The president said he plans to use his constitutional authority to seat Craig Becker, a former union lawyer, and Mark Pearce, also a former union lawyer, to the labor board while Congress is on Spring recess.
The NLRB has been operating with two of five board members since January 2008, which has raised legal questions as to whether the board could issue rulings without a quorum of three sitting members. Last year, the two-member board--one Democrat and one Republican--was instructed to hold off on any rulings until the quorum issue was decided. The Supreme Court heard arguments this week on the issue.
Sitting NLRB Chairman Wilma Liebman, who has served on the board for 12 years, welcomed the new members saying, “I look forward to beginning work with them, and especially to addressing cases that have been pending for a long time.”
One of these cases is the Press-Telegram settlement with the Guild over layoffs and illegal transfers to the Daily Breeze. The settlement, which has been approved by both the Guild and the Press-Telegram, as well as the regional NLRB office, remains on the desk of the NLRB in Washington, D.C., awaiting a sign off from the board.
The Obama administration said it was forced to make the recess appointments because GOP obstructionism has created a backlog of 77 high-level Obama appointees awaiting Senate approval.
"Regrettably, Senate Republicans have dedicated themselves to a failed strategy to cripple President Obama's economic initiatives by stalling key administration nominees at every turn," said Senate Majority Leader Harry Reid.
By comparison, at this point in the George W. Bush administration, there remained only five high-level appointments left to be appointed. Democratic leaders in the Congress also pointed out that by this period in his first term, Bush had made 15 recess appointments and ultimately made 171 during his two terms in office.
Becker's appointment has draw severe criticism from many Congressional Republicans, who have said they believe that his pro-union background and disposition will lead to NLRB rulings that make it easier for employees to unionize.

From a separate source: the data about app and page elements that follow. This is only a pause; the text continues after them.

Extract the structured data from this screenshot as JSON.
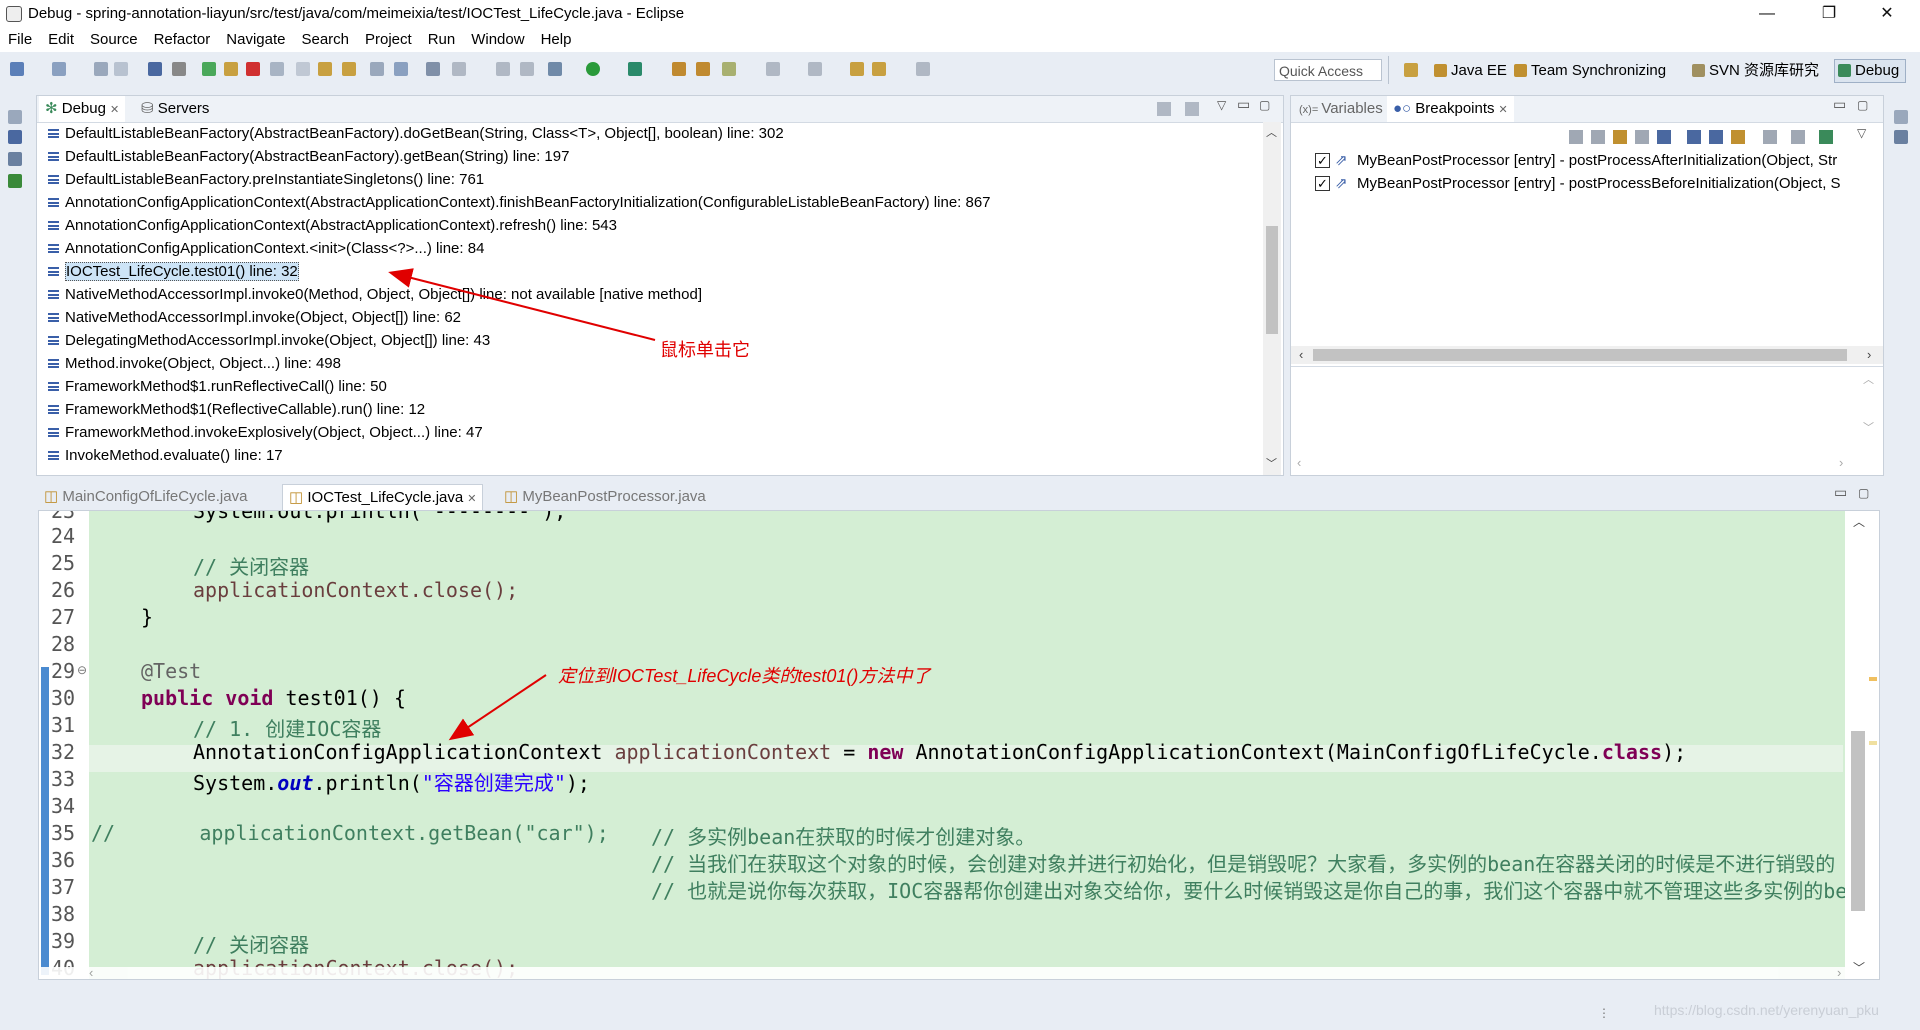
{
  "window": {
    "title": "Debug - spring-annotation-liayun/src/test/java/com/meimeixia/test/IOCTest_LifeCycle.java - Eclipse",
    "controls": [
      "—",
      "❐",
      "✕"
    ]
  },
  "menu": [
    "File",
    "Edit",
    "Source",
    "Refactor",
    "Navigate",
    "Search",
    "Project",
    "Run",
    "Window",
    "Help"
  ],
  "toolbar": {
    "quick_access": "Quick Access",
    "perspectives": [
      "Java EE",
      "Team Synchronizing",
      "SVN 资源库研究",
      "Debug"
    ]
  },
  "debug_panel": {
    "tabs": [
      "Debug",
      "Servers"
    ],
    "frames": [
      "DefaultListableBeanFactory(AbstractBeanFactory).doGetBean(String, Class<T>, Object[], boolean) line: 302",
      "DefaultListableBeanFactory(AbstractBeanFactory).getBean(String) line: 197",
      "DefaultListableBeanFactory.preInstantiateSingletons() line: 761",
      "AnnotationConfigApplicationContext(AbstractApplicationContext).finishBeanFactoryInitialization(ConfigurableListableBeanFactory) line: 867",
      "AnnotationConfigApplicationContext(AbstractApplicationContext).refresh() line: 543",
      "AnnotationConfigApplicationContext.<init>(Class<?>...) line: 84",
      "IOCTest_LifeCycle.test01() line: 32",
      "NativeMethodAccessorImpl.invoke0(Method, Object, Object[]) line: not available [native method]",
      "NativeMethodAccessorImpl.invoke(Object, Object[]) line: 62",
      "DelegatingMethodAccessorImpl.invoke(Object, Object[]) line: 43",
      "Method.invoke(Object, Object...) line: 498",
      "FrameworkMethod$1.runReflectiveCall() line: 50",
      "FrameworkMethod$1(ReflectiveCallable).run() line: 12",
      "FrameworkMethod.invokeExplosively(Object, Object...) line: 47",
      "InvokeMethod.evaluate() line: 17"
    ],
    "selected_index": 6
  },
  "breakpoints_panel": {
    "tabs": [
      "Variables",
      "Breakpoints"
    ],
    "items": [
      "MyBeanPostProcessor [entry] - postProcessAfterInitialization(Object, Str",
      "MyBeanPostProcessor [entry] - postProcessBeforeInitialization(Object, S"
    ]
  },
  "editor": {
    "tabs": [
      "MainConfigOfLifeCycle.java",
      "IOCTest_LifeCycle.java",
      "MyBeanPostProcessor.java"
    ],
    "active_tab": 1,
    "line_numbers": [
      "23",
      "24",
      "25",
      "26",
      "27",
      "28",
      "29",
      "30",
      "31",
      "32",
      "33",
      "34",
      "35",
      "36",
      "37",
      "38",
      "39",
      "40"
    ],
    "code": {
      "l23": "System.out.println(\"--------\");",
      "l25": "// 关闭容器",
      "l26": "applicationContext.close();",
      "l27": "}",
      "l29": "@Test",
      "l30_kw": "public void",
      "l30_rest": " test01() {",
      "l31": "// 1. 创建IOC容器",
      "l32_type": "AnnotationConfigApplicationContext",
      "l32_var": "applicationContext",
      "l32_eq": " = ",
      "l32_new": "new",
      "l32_call": " AnnotationConfigApplicationContext(MainConfigOfLifeCycle.",
      "l32_class": "class",
      "l32_end": ");",
      "l33_a": "System.",
      "l33_out": "out",
      "l33_b": ".println(",
      "l33_str": "\"容器创建完成\"",
      "l33_c": ");",
      "l35_code": "//       applicationContext.getBean(\"car\");",
      "l35_cm": "// 多实例bean在获取的时候才创建对象。",
      "l36_cm": "// 当我们在获取这个对象的时候，会创建对象并进行初始化，但是销毁呢？大家看，多实例的bean在容器关闭的时候是不进行销毁的",
      "l37_cm": "// 也就是说你每次获取，IOC容器帮你创建出对象交给你，要什么时候销毁这是你自己的事，我们这个容器中就不管理这些多实例的bean了",
      "l39": "// 关闭容器",
      "l40": "applicationContext.close();"
    }
  },
  "annotations": {
    "click_it": "鼠标单击它",
    "located": "定位到IOCTest_LifeCycle类的test01()方法中了"
  },
  "watermark": "https://blog.csdn.net/yerenyuan_pku",
  "colors": {
    "arrow": "#e00000",
    "code_bg": "#d4eed4",
    "current_line": "#e6f3e6",
    "selection": "#cde4f7"
  }
}
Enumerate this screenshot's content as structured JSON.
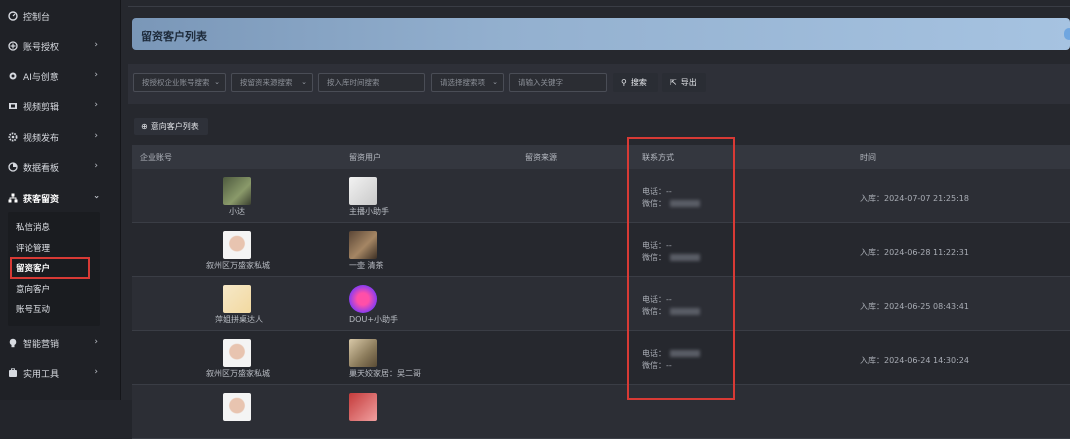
{
  "sidebar": {
    "items": [
      {
        "label": "控制台",
        "icon": "dashboard-icon",
        "chevron": false
      },
      {
        "label": "账号授权",
        "icon": "add-circle-icon",
        "chevron": true
      },
      {
        "label": "AI与创意",
        "icon": "ai-icon",
        "chevron": true
      },
      {
        "label": "视频剪辑",
        "icon": "film-icon",
        "chevron": true
      },
      {
        "label": "视频发布",
        "icon": "gear-icon",
        "chevron": true
      },
      {
        "label": "数据看板",
        "icon": "chart-icon",
        "chevron": true
      },
      {
        "label": "获客留资",
        "icon": "sitemap-icon",
        "chevron": true,
        "expanded": true
      },
      {
        "label": "智能营销",
        "icon": "bulb-icon",
        "chevron": true
      },
      {
        "label": "实用工具",
        "icon": "tools-icon",
        "chevron": true
      }
    ],
    "subitems": [
      "私信消息",
      "评论管理",
      "留资客户",
      "意向客户",
      "账号互动"
    ],
    "active_subitem": "留资客户"
  },
  "header": {
    "title": "留资客户列表"
  },
  "filters": {
    "account_placeholder": "按授权企业账号搜索",
    "source_placeholder": "按留资来源搜索",
    "time_placeholder": "按入库时间搜索",
    "search_type_placeholder": "请选择搜索项",
    "keyword_placeholder": "请输入关键字",
    "search_label": "搜索",
    "export_label": "导出"
  },
  "tab": {
    "label": "意向客户列表"
  },
  "table": {
    "headers": [
      "企业账号",
      "留资用户",
      "留资来源",
      "联系方式",
      "时间"
    ],
    "rows": [
      {
        "account": "小达",
        "user": "主播小助手",
        "source": "",
        "phone": "电话：--",
        "wechat": "微信：",
        "time": "入库：2024-07-07 21:25:18"
      },
      {
        "account": "叙州区万盛家私城",
        "user": "一壶 清茶",
        "source": "",
        "phone": "电话：--",
        "wechat": "微信：",
        "time": "入库：2024-06-28 11:22:31"
      },
      {
        "account": "萍姐拼桌达人",
        "user": "DOU+小助手",
        "source": "",
        "phone": "电话：--",
        "wechat": "微信：",
        "time": "入库：2024-06-25 08:43:41"
      },
      {
        "account": "叙州区万盛家私城",
        "user": "巢天姣家居：吴二哥",
        "source": "",
        "phone": "电话：",
        "wechat": "微信：--",
        "time": "入库：2024-06-24 14:30:24"
      }
    ]
  },
  "colors": {
    "highlight_border": "#d83a35",
    "header_gradient_start": "#7a97b8",
    "header_gradient_end": "#a6c3e1"
  }
}
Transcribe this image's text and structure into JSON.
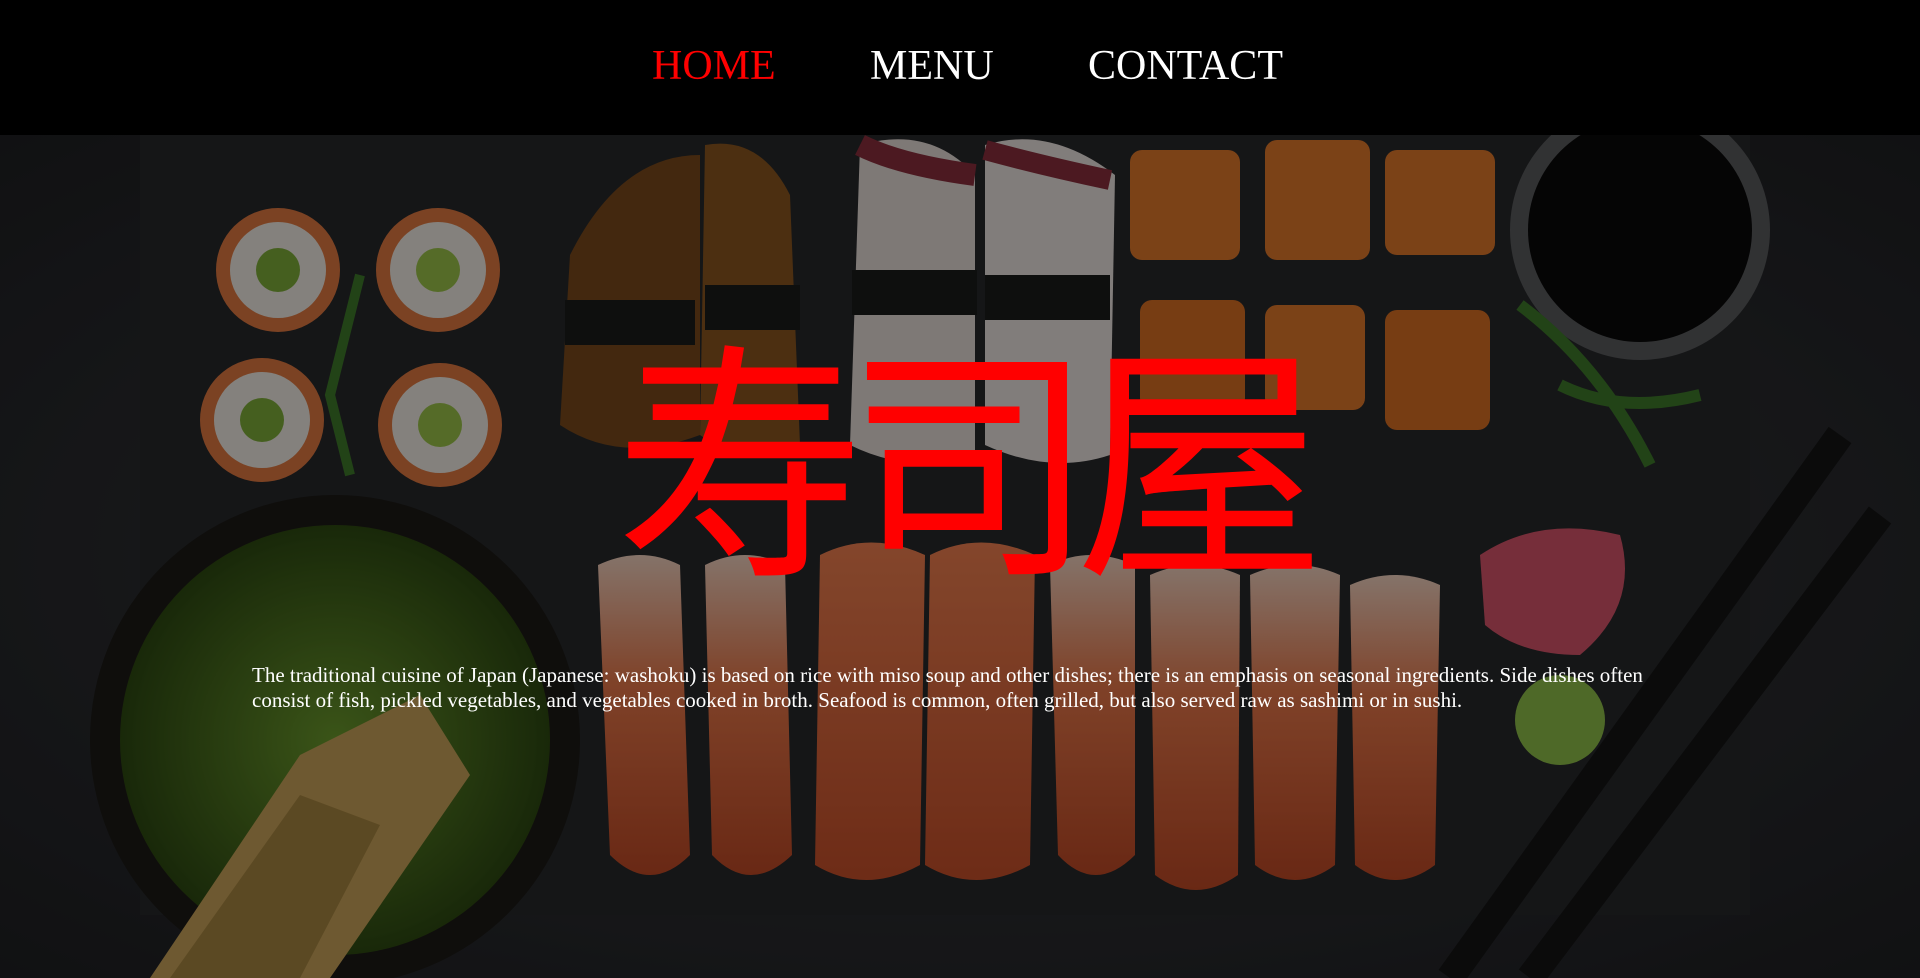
{
  "nav": {
    "home": "HOME",
    "menu": "MENU",
    "contact": "CONTACT"
  },
  "hero": {
    "title": "寿司屋",
    "description": "The traditional cuisine of Japan (Japanese: washoku) is based on rice with miso soup and other dishes; there is an emphasis on seasonal ingredients. Side dishes often consist of fish, pickled vegetables, and vegetables cooked in broth. Seafood is common, often grilled, but also served raw as sashimi or in sushi."
  },
  "colors": {
    "background": "#000000",
    "nav_text": "#ffffff",
    "nav_active": "#ff0000",
    "title": "#ff0000"
  }
}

A previous Senate confirmation vote on Becker fell shy of the required votes when two Democratic Senators joined with Senate Republicans to deny Obama the needed 60 votes for confirmation.
Democrats and labor organizations cheered the president's decision to use his recess appointment authority.
"When jobs are scarce, workers are often forced to endure unfair working conditions," Kimberly Freeman Brown, executive director for American Rights at Work told CNN. "America's workers need a fully functioning NLRB to mediate their claims for better wages, benefits and other rights now more than ever - and after two long years they have one."
Friday, March 19, 2010
Veteran AP newsman Dan Robrish isn't scared of the economy, or its effect on the newspaper industry. In fact, he thinks this could be an opportunity for journalists. Some of them at least.
“It’s often said that newspapers are dying, but that’s a gross oversimplification,” stresses Robrish. “The papers with the big problems are the metropolitan dailies. You can get that information from so many sources. But here, if you want to read a professionally written news story about what the Board of Township Supervisors did on Thursday, you really don’t have much choice but to pick up the Elizabethtown Advocate, because I was the only journalist at that meeting. I am the only game in town.”
In this article at the Philly Post, Victor Fiorillo tells how the former employee became a newspaper owner. It's a fascinating story if for no other reason than it flies in the face of the conventional wisdom and a business climate obsessed with cutting expenses, instead of seizing opportunities.